It's nice to see Stuart Gordon's take on something other than H.P. Lovecraft (I haven't seen Edmund yet). I must admit, I was pleasantly surprised by his take on The Black Cat and it might just be my favorite of his work to date aside from the first Re-Animator film.

Gordon does an amazing job of turning the emotional but bloodless work of Poe and turning it into a grand guignol good time, and while he may not look the part as much as, say, Christina Ricci, Combs makes for a highly believable Poe.

Everything from the bit parts, to the set decoration, to the animal actors is top-notch in The Black Cat. Don't miss this one... it's (sorry) the cat's meow!

Staci Layne Wilson
Pluto Revisited
TastyBabySyndrome | "Daddy Dagon's Daycare" - Proud Sponsor of the Lit | 11/04/2007
(5 out of 5 stars)

"When Stuart Gordon and Jeffrey Combs come together, they normally make beautiful landscapes that remind me more of cinematic tides touching portrayal-laden sands than of two people trying to push together frames. Perhaps that's because of the great deal of things they've done together; they've done a great deal of work in the realms of H.P. Lovecraft and Gordon has also put in time in the realm of Poe, and this revitalization of The Black Cat is yet another appealing picture painted by the Gordon quill. I liked it, too, enough so that I forgave the Masters of Horror series for a lot of the lackluster subsets it had done in this latest series. In a sense this is what I wanted when I saw Gordon was up to bat anyhow; I've always imagined Gordon and Combs as a tandem that were quite knowledgeable of the inner workings of the classics and I knew whatever they did would be amazing.
And Gordon and Combs coming together with something that has been done more than once - I enjoyed the fact that they could connect all the dots and to connect them well.

Much of what comes from the director also echoes in the performance of his case, and nobody seems to work better with Gordon than combs. Much like Combs had done when he played the role of Lovecraft in Necronomicon, he took on the tormented form of Poe and made his pain believable. One of the marks of a great horror actor is to become a sensation like that of pain and to somehow sell it along with the movements and the backgrounds and the terrible stuff of legends and Combs does that beautifully. Equally impressive is Elyse Levesque in her portrayal of EAP's dying bride, and the cat - well, the cat was not exactly what I'd call a household dream.

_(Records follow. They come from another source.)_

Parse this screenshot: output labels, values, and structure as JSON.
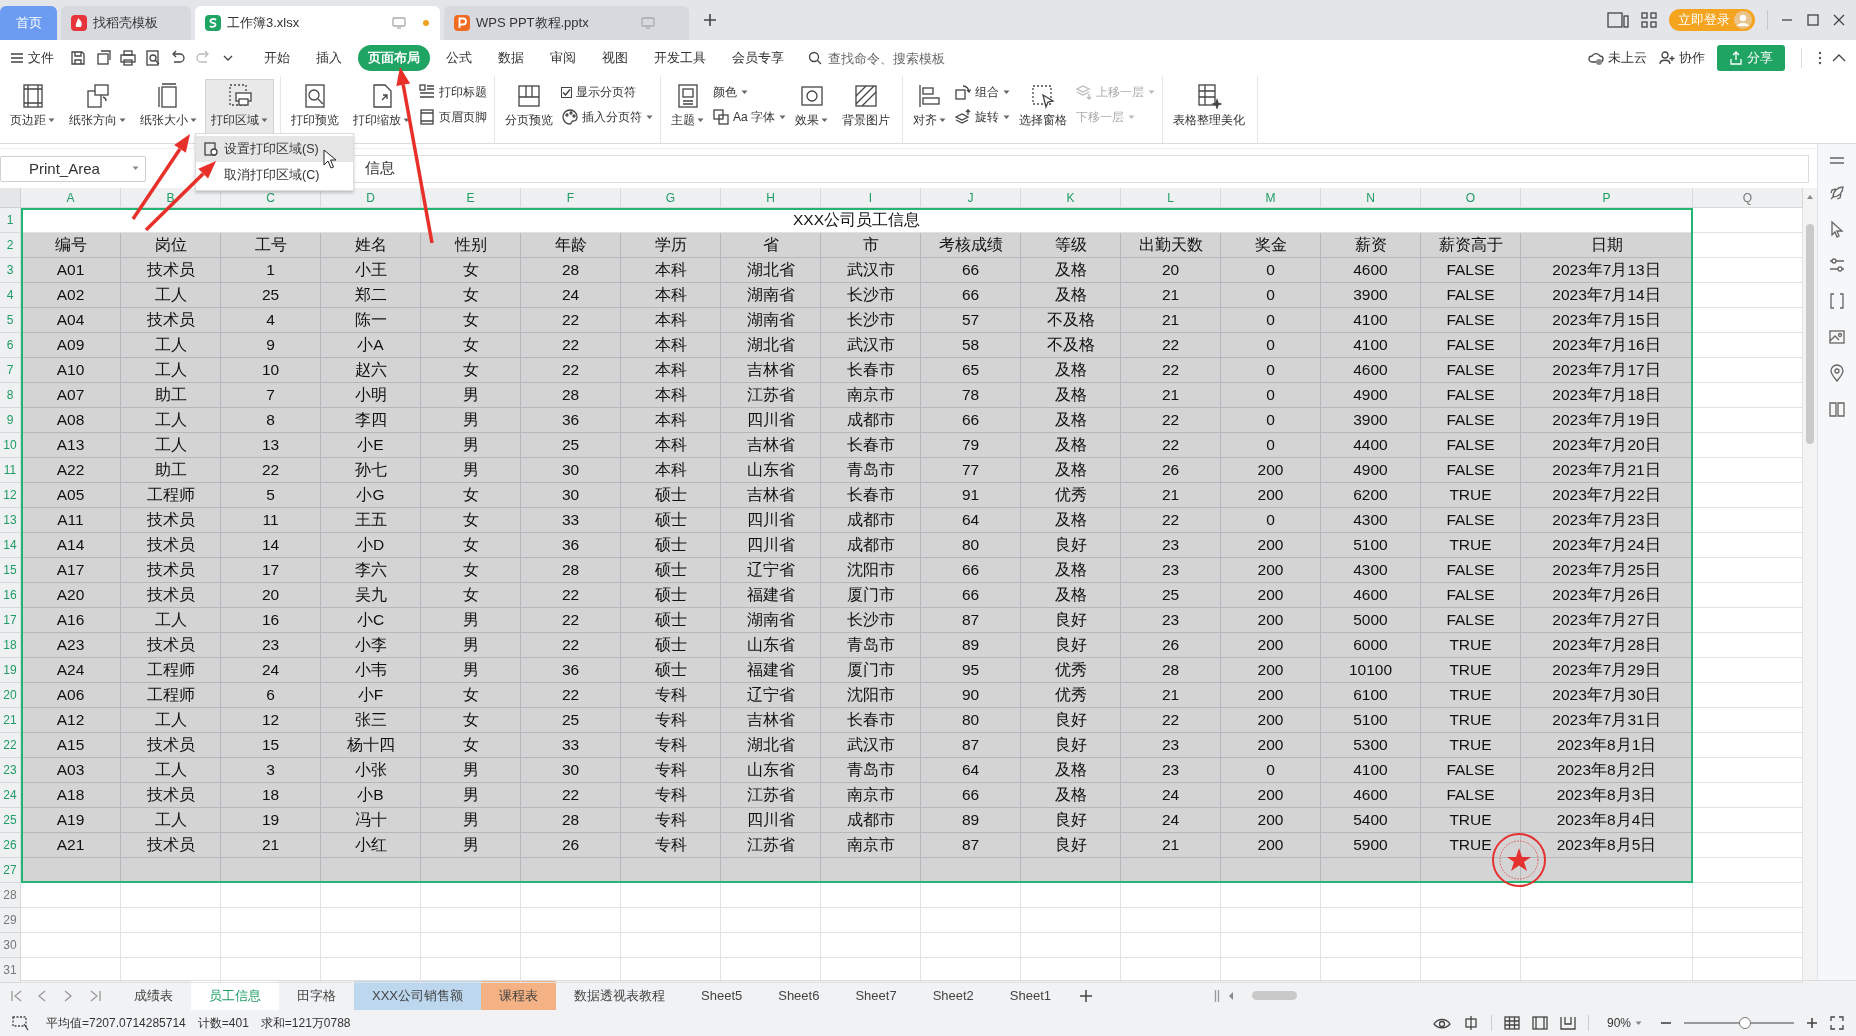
{
  "title_bar": {
    "tabs": [
      {
        "label": "首页",
        "kind": "home",
        "selected": false
      },
      {
        "label": "找稻壳模板",
        "kind": "docer",
        "selected": false
      },
      {
        "label": "工作簿3.xlsx",
        "kind": "sheet",
        "selected": true,
        "modified": true
      },
      {
        "label": "WPS PPT教程.pptx",
        "kind": "slides",
        "selected": false,
        "modified": false
      }
    ],
    "login_button": "立即登录"
  },
  "menu_bar": {
    "file_menu": "文件",
    "tabs": [
      {
        "label": "开始",
        "selected": false
      },
      {
        "label": "插入",
        "selected": false
      },
      {
        "label": "页面布局",
        "selected": true
      },
      {
        "label": "公式",
        "selected": false
      },
      {
        "label": "数据",
        "selected": false
      },
      {
        "label": "审阅",
        "selected": false
      },
      {
        "label": "视图",
        "selected": false
      },
      {
        "label": "开发工具",
        "selected": false
      },
      {
        "label": "会员专享",
        "selected": false
      }
    ],
    "search": {
      "placeholder": "查找命令、搜索模板"
    },
    "cloud_status": "未上云",
    "collaborate": "协作",
    "share_button": "分享"
  },
  "ribbon": {
    "groups": [
      {
        "items": [
          {
            "kind": "large",
            "label": "页边距",
            "dropdown": true,
            "pressed": false
          },
          {
            "kind": "large",
            "label": "纸张方向",
            "dropdown": true,
            "pressed": false
          },
          {
            "kind": "large",
            "label": "纸张大小",
            "dropdown": true,
            "pressed": false
          },
          {
            "kind": "large",
            "label": "打印区域",
            "dropdown": true,
            "pressed": true
          }
        ]
      },
      {
        "items": [
          {
            "kind": "large",
            "label": "打印预览",
            "dropdown": false,
            "pressed": false
          },
          {
            "kind": "large",
            "label": "打印缩放",
            "dropdown": true,
            "pressed": false
          },
          {
            "kind": "stack",
            "items": [
              {
                "kind": "small",
                "label": "打印标题",
                "dropdown": false,
                "disabled": false
              },
              {
                "kind": "small",
                "label": "页眉页脚",
                "dropdown": false,
                "disabled": false
              }
            ]
          }
        ]
      },
      {
        "items": [
          {
            "kind": "large",
            "label": "分页预览",
            "dropdown": false,
            "pressed": false
          },
          {
            "kind": "stack",
            "items": [
              {
                "kind": "checkbox",
                "label": "显示分页符",
                "checked": true,
                "disabled": false
              },
              {
                "kind": "small",
                "label": "插入分页符",
                "dropdown": true,
                "disabled": false
              }
            ]
          }
        ]
      },
      {
        "items": [
          {
            "kind": "large",
            "label": "主题",
            "dropdown": true,
            "pressed": false
          },
          {
            "kind": "stack",
            "items": [
              {
                "kind": "small",
                "label": "颜色",
                "dropdown": true,
                "disabled": false
              },
              {
                "kind": "small",
                "label": "Aa 字体",
                "dropdown": true,
                "disabled": false
              }
            ]
          },
          {
            "kind": "large",
            "label": "效果",
            "dropdown": true,
            "pressed": false
          },
          {
            "kind": "large",
            "label": "背景图片",
            "dropdown": false,
            "pressed": false
          }
        ]
      },
      {
        "items": [
          {
            "kind": "large",
            "label": "对齐",
            "dropdown": true,
            "pressed": false
          },
          {
            "kind": "stack",
            "items": [
              {
                "kind": "small",
                "label": "组合",
                "dropdown": true,
                "disabled": false
              },
              {
                "kind": "small",
                "label": "旋转",
                "dropdown": true,
                "disabled": false
              }
            ]
          },
          {
            "kind": "large",
            "label": "选择窗格",
            "dropdown": false,
            "pressed": false
          },
          {
            "kind": "stack",
            "items": [
              {
                "kind": "small",
                "label": "上移一层",
                "dropdown": true,
                "disabled": true
              },
              {
                "kind": "small",
                "label": "下移一层",
                "dropdown": true,
                "disabled": true
              }
            ]
          }
        ]
      },
      {
        "items": [
          {
            "kind": "large",
            "label": "表格整理美化",
            "dropdown": false,
            "pressed": false
          }
        ]
      }
    ]
  },
  "dropdown_menu": {
    "items": [
      {
        "label": "设置打印区域(S)",
        "selected": true
      },
      {
        "label": "取消打印区域(C)",
        "selected": false
      }
    ]
  },
  "formula_bar": {
    "name_box": "Print_Area",
    "value": "信息"
  },
  "sheet": {
    "columns": [
      {
        "label": "A",
        "selected": true
      },
      {
        "label": "B",
        "selected": true
      },
      {
        "label": "C",
        "selected": true
      },
      {
        "label": "D",
        "selected": true
      },
      {
        "label": "E",
        "selected": true
      },
      {
        "label": "F",
        "selected": true
      },
      {
        "label": "G",
        "selected": true
      },
      {
        "label": "H",
        "selected": true
      },
      {
        "label": "I",
        "selected": true
      },
      {
        "label": "J",
        "selected": true
      },
      {
        "label": "K",
        "selected": true
      },
      {
        "label": "L",
        "selected": true
      },
      {
        "label": "M",
        "selected": true
      },
      {
        "label": "N",
        "selected": true
      },
      {
        "label": "O",
        "selected": true
      },
      {
        "label": "P",
        "selected": true
      },
      {
        "label": "Q",
        "selected": false
      }
    ],
    "row_numbers": [
      {
        "label": "1",
        "selected": true
      },
      {
        "label": "2",
        "selected": true
      },
      {
        "label": "3",
        "selected": true
      },
      {
        "label": "4",
        "selected": true
      },
      {
        "label": "5",
        "selected": true
      },
      {
        "label": "6",
        "selected": true
      },
      {
        "label": "7",
        "selected": true
      },
      {
        "label": "8",
        "selected": true
      },
      {
        "label": "9",
        "selected": true
      },
      {
        "label": "10",
        "selected": true
      },
      {
        "label": "11",
        "selected": true
      },
      {
        "label": "12",
        "selected": true
      },
      {
        "label": "13",
        "selected": true
      },
      {
        "label": "14",
        "selected": true
      },
      {
        "label": "15",
        "selected": true
      },
      {
        "label": "16",
        "selected": true
      },
      {
        "label": "17",
        "selected": true
      },
      {
        "label": "18",
        "selected": true
      },
      {
        "label": "19",
        "selected": true
      },
      {
        "label": "20",
        "selected": true
      },
      {
        "label": "21",
        "selected": true
      },
      {
        "label": "22",
        "selected": true
      },
      {
        "label": "23",
        "selected": true
      },
      {
        "label": "24",
        "selected": true
      },
      {
        "label": "25",
        "selected": true
      },
      {
        "label": "26",
        "selected": true
      },
      {
        "label": "27",
        "selected": true
      },
      {
        "label": "28",
        "selected": false
      },
      {
        "label": "29",
        "selected": false
      },
      {
        "label": "30",
        "selected": false
      },
      {
        "label": "31",
        "selected": false
      }
    ],
    "title": "XXX公司员工信息",
    "header": [
      "编号",
      "岗位",
      "工号",
      "姓名",
      "性别",
      "年龄",
      "学历",
      "省",
      "市",
      "考核成绩",
      "等级",
      "出勤天数",
      "奖金",
      "薪资",
      "薪资高于",
      "日期"
    ],
    "rows": [
      [
        "A01",
        "技术员",
        "1",
        "小王",
        "女",
        "28",
        "本科",
        "湖北省",
        "武汉市",
        "66",
        "及格",
        "20",
        "0",
        "4600",
        "FALSE",
        "2023年7月13日"
      ],
      [
        "A02",
        "工人",
        "25",
        "郑二",
        "女",
        "24",
        "本科",
        "湖南省",
        "长沙市",
        "66",
        "及格",
        "21",
        "0",
        "3900",
        "FALSE",
        "2023年7月14日"
      ],
      [
        "A04",
        "技术员",
        "4",
        "陈一",
        "女",
        "22",
        "本科",
        "湖南省",
        "长沙市",
        "57",
        "不及格",
        "21",
        "0",
        "4100",
        "FALSE",
        "2023年7月15日"
      ],
      [
        "A09",
        "工人",
        "9",
        "小A",
        "女",
        "22",
        "本科",
        "湖北省",
        "武汉市",
        "58",
        "不及格",
        "22",
        "0",
        "4100",
        "FALSE",
        "2023年7月16日"
      ],
      [
        "A10",
        "工人",
        "10",
        "赵六",
        "女",
        "22",
        "本科",
        "吉林省",
        "长春市",
        "65",
        "及格",
        "22",
        "0",
        "4600",
        "FALSE",
        "2023年7月17日"
      ],
      [
        "A07",
        "助工",
        "7",
        "小明",
        "男",
        "28",
        "本科",
        "江苏省",
        "南京市",
        "78",
        "及格",
        "21",
        "0",
        "4900",
        "FALSE",
        "2023年7月18日"
      ],
      [
        "A08",
        "工人",
        "8",
        "李四",
        "男",
        "36",
        "本科",
        "四川省",
        "成都市",
        "66",
        "及格",
        "22",
        "0",
        "3900",
        "FALSE",
        "2023年7月19日"
      ],
      [
        "A13",
        "工人",
        "13",
        "小E",
        "男",
        "25",
        "本科",
        "吉林省",
        "长春市",
        "79",
        "及格",
        "22",
        "0",
        "4400",
        "FALSE",
        "2023年7月20日"
      ],
      [
        "A22",
        "助工",
        "22",
        "孙七",
        "男",
        "30",
        "本科",
        "山东省",
        "青岛市",
        "77",
        "及格",
        "26",
        "200",
        "4900",
        "FALSE",
        "2023年7月21日"
      ],
      [
        "A05",
        "工程师",
        "5",
        "小G",
        "女",
        "30",
        "硕士",
        "吉林省",
        "长春市",
        "91",
        "优秀",
        "21",
        "200",
        "6200",
        "TRUE",
        "2023年7月22日"
      ],
      [
        "A11",
        "技术员",
        "11",
        "王五",
        "女",
        "33",
        "硕士",
        "四川省",
        "成都市",
        "64",
        "及格",
        "22",
        "0",
        "4300",
        "FALSE",
        "2023年7月23日"
      ],
      [
        "A14",
        "技术员",
        "14",
        "小D",
        "女",
        "36",
        "硕士",
        "四川省",
        "成都市",
        "80",
        "良好",
        "23",
        "200",
        "5100",
        "TRUE",
        "2023年7月24日"
      ],
      [
        "A17",
        "技术员",
        "17",
        "李六",
        "女",
        "28",
        "硕士",
        "辽宁省",
        "沈阳市",
        "66",
        "及格",
        "23",
        "200",
        "4300",
        "FALSE",
        "2023年7月25日"
      ],
      [
        "A20",
        "技术员",
        "20",
        "吴九",
        "女",
        "22",
        "硕士",
        "福建省",
        "厦门市",
        "66",
        "及格",
        "25",
        "200",
        "4600",
        "FALSE",
        "2023年7月26日"
      ],
      [
        "A16",
        "工人",
        "16",
        "小C",
        "男",
        "22",
        "硕士",
        "湖南省",
        "长沙市",
        "87",
        "良好",
        "23",
        "200",
        "5000",
        "FALSE",
        "2023年7月27日"
      ],
      [
        "A23",
        "技术员",
        "23",
        "小李",
        "男",
        "22",
        "硕士",
        "山东省",
        "青岛市",
        "89",
        "良好",
        "26",
        "200",
        "6000",
        "TRUE",
        "2023年7月28日"
      ],
      [
        "A24",
        "工程师",
        "24",
        "小韦",
        "男",
        "36",
        "硕士",
        "福建省",
        "厦门市",
        "95",
        "优秀",
        "28",
        "200",
        "10100",
        "TRUE",
        "2023年7月29日"
      ],
      [
        "A06",
        "工程师",
        "6",
        "小F",
        "女",
        "22",
        "专科",
        "辽宁省",
        "沈阳市",
        "90",
        "优秀",
        "21",
        "200",
        "6100",
        "TRUE",
        "2023年7月30日"
      ],
      [
        "A12",
        "工人",
        "12",
        "张三",
        "女",
        "25",
        "专科",
        "吉林省",
        "长春市",
        "80",
        "良好",
        "22",
        "200",
        "5100",
        "TRUE",
        "2023年7月31日"
      ],
      [
        "A15",
        "技术员",
        "15",
        "杨十四",
        "女",
        "33",
        "专科",
        "湖北省",
        "武汉市",
        "87",
        "良好",
        "23",
        "200",
        "5300",
        "TRUE",
        "2023年8月1日"
      ],
      [
        "A03",
        "工人",
        "3",
        "小张",
        "男",
        "30",
        "专科",
        "山东省",
        "青岛市",
        "64",
        "及格",
        "23",
        "0",
        "4100",
        "FALSE",
        "2023年8月2日"
      ],
      [
        "A18",
        "技术员",
        "18",
        "小B",
        "男",
        "22",
        "专科",
        "江苏省",
        "南京市",
        "66",
        "及格",
        "24",
        "200",
        "4600",
        "FALSE",
        "2023年8月3日"
      ],
      [
        "A19",
        "工人",
        "19",
        "冯十",
        "男",
        "28",
        "专科",
        "四川省",
        "成都市",
        "89",
        "良好",
        "24",
        "200",
        "5400",
        "TRUE",
        "2023年8月4日"
      ],
      [
        "A21",
        "技术员",
        "21",
        "小红",
        "男",
        "26",
        "专科",
        "江苏省",
        "南京市",
        "87",
        "良好",
        "21",
        "200",
        "5900",
        "TRUE",
        "2023年8月5日"
      ]
    ],
    "stamp": {
      "kind": "seal"
    }
  },
  "sheet_tabs": [
    {
      "label": "成绩表",
      "selected": false
    },
    {
      "label": "员工信息",
      "selected": true
    },
    {
      "label": "田字格",
      "selected": false
    },
    {
      "label": "XXX公司销售额",
      "selected": false,
      "color": "#bdd7ee"
    },
    {
      "label": "课程表",
      "selected": false,
      "color": "#f4b183"
    },
    {
      "label": "数据透视表教程",
      "selected": false
    },
    {
      "label": "Sheet5",
      "selected": false
    },
    {
      "label": "Sheet6",
      "selected": false
    },
    {
      "label": "Sheet7",
      "selected": false
    },
    {
      "label": "Sheet2",
      "selected": false
    },
    {
      "label": "Sheet1",
      "selected": false
    }
  ],
  "status_bar": {
    "average": "平均值=7207.0714285714",
    "count": "计数=401",
    "sum": "求和=121万0788",
    "zoom": "90%",
    "zoom_slider": {
      "level": 0.55
    }
  },
  "annotations": [
    {
      "kind": "arrow"
    },
    {
      "kind": "arrow"
    },
    {
      "kind": "arrow"
    }
  ]
}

If you are a fan of the Masters of Horror, a fan of Stuart Gordon or Jeffrey Combs, or if you haven't seen the story of Edgar Allan Poe come to life before and would like a pseudo-tour of his troubles then this is a great buy. It has a small punchline in the price department and has a nice kick that is nasty by nature, and it is just plain good.
Not too campy, not too serious - it is what Masters of Horror set out to be.